=== Section Start ===
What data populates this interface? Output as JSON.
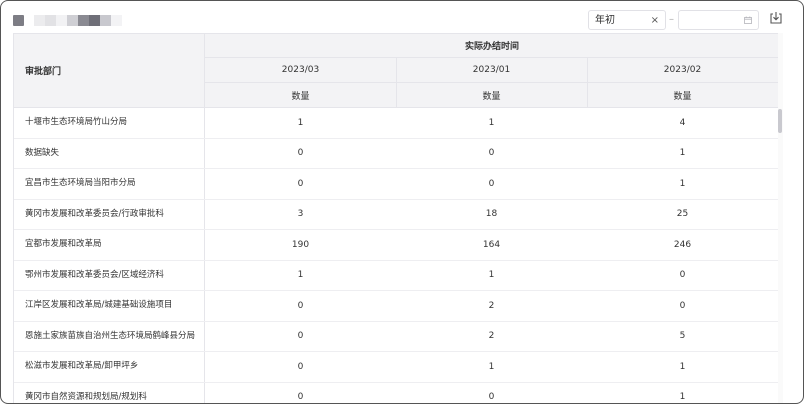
{
  "filters": {
    "start_value": "年初",
    "clear_symbol": "×",
    "separator": "–"
  },
  "table": {
    "dept_header": "审批部门",
    "group_header": "实际办结时间",
    "months": [
      "2023/03",
      "2023/01",
      "2023/02"
    ],
    "measure_label": "数量",
    "rows": [
      {
        "dept": "十堰市生态环境局竹山分局",
        "values": [
          "1",
          "1",
          "4"
        ]
      },
      {
        "dept": "数据缺失",
        "values": [
          "0",
          "0",
          "1"
        ]
      },
      {
        "dept": "宜昌市生态环境局当阳市分局",
        "values": [
          "0",
          "0",
          "1"
        ]
      },
      {
        "dept": "黄冈市发展和改革委员会/行政审批科",
        "values": [
          "3",
          "18",
          "25"
        ]
      },
      {
        "dept": "宜都市发展和改革局",
        "values": [
          "190",
          "164",
          "246"
        ]
      },
      {
        "dept": "鄂州市发展和改革委员会/区域经济科",
        "values": [
          "1",
          "1",
          "0"
        ]
      },
      {
        "dept": "江岸区发展和改革局/城建基础设施项目",
        "values": [
          "0",
          "2",
          "0"
        ]
      },
      {
        "dept": "恩施土家族苗族自治州生态环境局鹤峰县分局",
        "values": [
          "0",
          "2",
          "5"
        ]
      },
      {
        "dept": "松滋市发展和改革局/卸甲坪乡",
        "values": [
          "0",
          "1",
          "1"
        ]
      },
      {
        "dept": "黄冈市自然资源和规划局/规划科",
        "values": [
          "0",
          "0",
          "1"
        ]
      }
    ]
  },
  "colors": {
    "header_bg": "#f3f3f5",
    "border": "#e5e5ea"
  }
}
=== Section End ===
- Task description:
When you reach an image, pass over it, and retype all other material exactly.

- Final answer:
What data populates this interface? Output as JSON.
{
  "filters": {
    "start_value": "年初",
    "clear_symbol": "×",
    "separator": "–"
  },
  "table": {
    "dept_header": "审批部门",
    "group_header": "实际办结时间",
    "months": [
      "2023/03",
      "2023/01",
      "2023/02"
    ],
    "measure_label": "数量",
    "rows": [
      {
        "dept": "十堰市生态环境局竹山分局",
        "values": [
          "1",
          "1",
          "4"
        ]
      },
      {
        "dept": "数据缺失",
        "values": [
          "0",
          "0",
          "1"
        ]
      },
      {
        "dept": "宜昌市生态环境局当阳市分局",
        "values": [
          "0",
          "0",
          "1"
        ]
      },
      {
        "dept": "黄冈市发展和改革委员会/行政审批科",
        "values": [
          "3",
          "18",
          "25"
        ]
      },
      {
        "dept": "宜都市发展和改革局",
        "values": [
          "190",
          "164",
          "246"
        ]
      },
      {
        "dept": "鄂州市发展和改革委员会/区域经济科",
        "values": [
          "1",
          "1",
          "0"
        ]
      },
      {
        "dept": "江岸区发展和改革局/城建基础设施项目",
        "values": [
          "0",
          "2",
          "0"
        ]
      },
      {
        "dept": "恩施土家族苗族自治州生态环境局鹤峰县分局",
        "values": [
          "0",
          "2",
          "5"
        ]
      },
      {
        "dept": "松滋市发展和改革局/卸甲坪乡",
        "values": [
          "0",
          "1",
          "1"
        ]
      },
      {
        "dept": "黄冈市自然资源和规划局/规划科",
        "values": [
          "0",
          "0",
          "1"
        ]
      }
    ]
  },
  "colors": {
    "header_bg": "#f3f3f5",
    "border": "#e5e5ea"
  }
}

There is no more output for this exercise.